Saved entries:
○ ○ ○ ○ ○

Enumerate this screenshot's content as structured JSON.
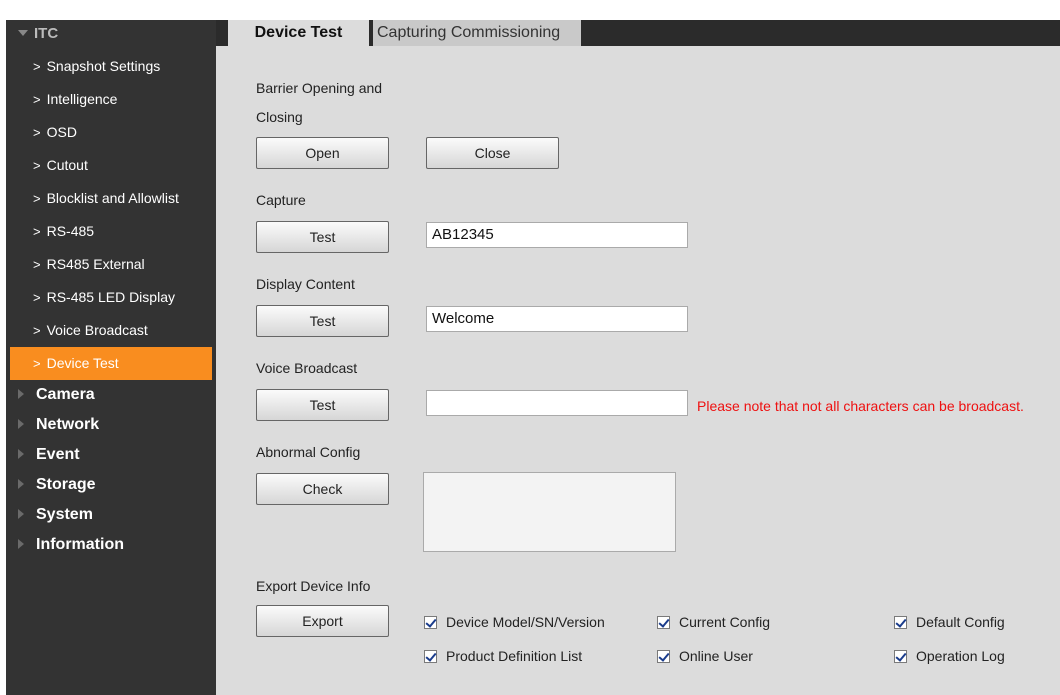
{
  "sidebar": {
    "header": "ITC",
    "items": [
      {
        "label": "Snapshot Settings"
      },
      {
        "label": "Intelligence"
      },
      {
        "label": "OSD"
      },
      {
        "label": "Cutout"
      },
      {
        "label": "Blocklist and Allowlist"
      },
      {
        "label": "RS-485"
      },
      {
        "label": "RS485 External"
      },
      {
        "label": "RS-485 LED Display"
      },
      {
        "label": "Voice Broadcast"
      },
      {
        "label": "Device Test",
        "active": true
      }
    ],
    "sections": [
      "Camera",
      "Network",
      "Event",
      "Storage",
      "System",
      "Information"
    ]
  },
  "tabs": [
    {
      "label": "Device Test",
      "active": true
    },
    {
      "label": "Capturing Commissioning",
      "active": false
    }
  ],
  "main": {
    "barrier": {
      "label_line1": "Barrier Opening and",
      "label_line2": "Closing",
      "open_label": "Open",
      "close_label": "Close"
    },
    "capture": {
      "label": "Capture",
      "button_label": "Test",
      "value": "AB12345"
    },
    "display_content": {
      "label": "Display Content",
      "button_label": "Test",
      "value": "Welcome"
    },
    "voice_broadcast": {
      "label": "Voice Broadcast",
      "button_label": "Test",
      "value": "",
      "note": "Please note that not all characters can be broadcast."
    },
    "abnormal_config": {
      "label": "Abnormal Config",
      "button_label": "Check"
    },
    "export": {
      "label": "Export Device Info",
      "button_label": "Export",
      "options": [
        {
          "label": "Device Model/SN/Version",
          "checked": true
        },
        {
          "label": "Current Config",
          "checked": true
        },
        {
          "label": "Default Config",
          "checked": true
        },
        {
          "label": "Product Definition List",
          "checked": true
        },
        {
          "label": "Online User",
          "checked": true
        },
        {
          "label": "Operation Log",
          "checked": true
        }
      ]
    }
  },
  "colors": {
    "sidebar_bg": "#333333",
    "active_item": "#f98d1f",
    "content_bg": "#dcdcdc",
    "warning": "#ee1111"
  }
}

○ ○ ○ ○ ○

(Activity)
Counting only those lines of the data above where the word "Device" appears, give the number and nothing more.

(Result of the task)
4